*** DATA FOR THE TASK Section Begins ***

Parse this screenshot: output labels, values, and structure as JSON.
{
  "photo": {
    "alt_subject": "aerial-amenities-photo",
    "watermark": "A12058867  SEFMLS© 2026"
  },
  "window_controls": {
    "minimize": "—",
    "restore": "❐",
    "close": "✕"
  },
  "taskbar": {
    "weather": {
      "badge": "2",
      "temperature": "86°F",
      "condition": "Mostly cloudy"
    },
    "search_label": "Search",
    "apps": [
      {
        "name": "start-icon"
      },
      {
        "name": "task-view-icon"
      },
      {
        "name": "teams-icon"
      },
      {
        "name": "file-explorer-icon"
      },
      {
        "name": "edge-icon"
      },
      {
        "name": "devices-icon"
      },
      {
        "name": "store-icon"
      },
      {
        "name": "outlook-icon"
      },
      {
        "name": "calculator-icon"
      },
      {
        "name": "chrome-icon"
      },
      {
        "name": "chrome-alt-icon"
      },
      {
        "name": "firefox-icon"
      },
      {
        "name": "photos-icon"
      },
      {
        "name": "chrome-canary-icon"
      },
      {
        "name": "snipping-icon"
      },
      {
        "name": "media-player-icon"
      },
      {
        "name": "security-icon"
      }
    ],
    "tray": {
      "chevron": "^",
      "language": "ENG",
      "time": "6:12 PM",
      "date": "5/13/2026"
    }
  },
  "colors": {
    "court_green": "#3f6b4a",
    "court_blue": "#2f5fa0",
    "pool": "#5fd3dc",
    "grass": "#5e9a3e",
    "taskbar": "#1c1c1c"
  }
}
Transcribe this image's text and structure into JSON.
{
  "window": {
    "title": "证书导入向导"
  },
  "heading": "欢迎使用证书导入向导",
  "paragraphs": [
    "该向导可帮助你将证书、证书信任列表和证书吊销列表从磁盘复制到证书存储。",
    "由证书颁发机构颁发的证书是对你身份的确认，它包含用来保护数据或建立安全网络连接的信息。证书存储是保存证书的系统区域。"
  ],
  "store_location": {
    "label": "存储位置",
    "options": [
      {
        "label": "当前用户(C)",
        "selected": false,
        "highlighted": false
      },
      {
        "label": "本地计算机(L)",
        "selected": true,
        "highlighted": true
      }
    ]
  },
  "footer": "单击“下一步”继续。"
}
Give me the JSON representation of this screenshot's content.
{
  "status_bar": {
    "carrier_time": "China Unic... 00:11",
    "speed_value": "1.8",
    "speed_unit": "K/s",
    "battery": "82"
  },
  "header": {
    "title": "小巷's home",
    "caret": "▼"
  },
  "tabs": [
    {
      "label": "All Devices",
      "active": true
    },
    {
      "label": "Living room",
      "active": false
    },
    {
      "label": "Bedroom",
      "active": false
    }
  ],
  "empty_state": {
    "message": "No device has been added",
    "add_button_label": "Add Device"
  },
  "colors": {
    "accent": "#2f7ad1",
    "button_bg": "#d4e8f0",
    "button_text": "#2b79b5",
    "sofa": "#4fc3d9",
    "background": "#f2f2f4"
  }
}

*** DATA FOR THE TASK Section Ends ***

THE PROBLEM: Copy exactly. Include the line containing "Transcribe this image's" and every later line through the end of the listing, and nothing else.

TASK OUTPUT:
Transcribe this image's text and structure into JSON.
{
  "window": {
    "title": "证书导入向导"
  },
  "heading": "欢迎使用证书导入向导",
  "paragraphs": [
    "该向导可帮助你将证书、证书信任列表和证书吊销列表从磁盘复制到证书存储。",
    "由证书颁发机构颁发的证书是对你身份的确认，它包含用来保护数据或建立安全网络连接的信息。证书存储是保存证书的系统区域。"
  ],
  "store_location": {
    "label": "存储位置",
    "options": [
      {
        "label": "当前用户(C)",
        "selected": false,
        "highlighted": false
      },
      {
        "label": "本地计算机(L)",
        "selected": true,
        "highlighted": true
      }
    ]
  },
  "footer": "单击“下一步”继续。"
}
Give me the JSON representation of this screenshot's content.
{
  "status_bar": {
    "carrier_time": "China Unic... 00:11",
    "speed_value": "1.8",
    "speed_unit": "K/s",
    "battery": "82"
  },
  "header": {
    "title": "小巷's home",
    "caret": "▼"
  },
  "tabs": [
    {
      "label": "All Devices",
      "active": true
    },
    {
      "label": "Living room",
      "active": false
    },
    {
      "label": "Bedroom",
      "active": false
    }
  ],
  "empty_state": {
    "message": "No device has been added",
    "add_button_label": "Add Device"
  },
  "colors": {
    "accent": "#2f7ad1",
    "button_bg": "#d4e8f0",
    "button_text": "#2b79b5",
    "sofa": "#4fc3d9",
    "background": "#f2f2f4"
  }
}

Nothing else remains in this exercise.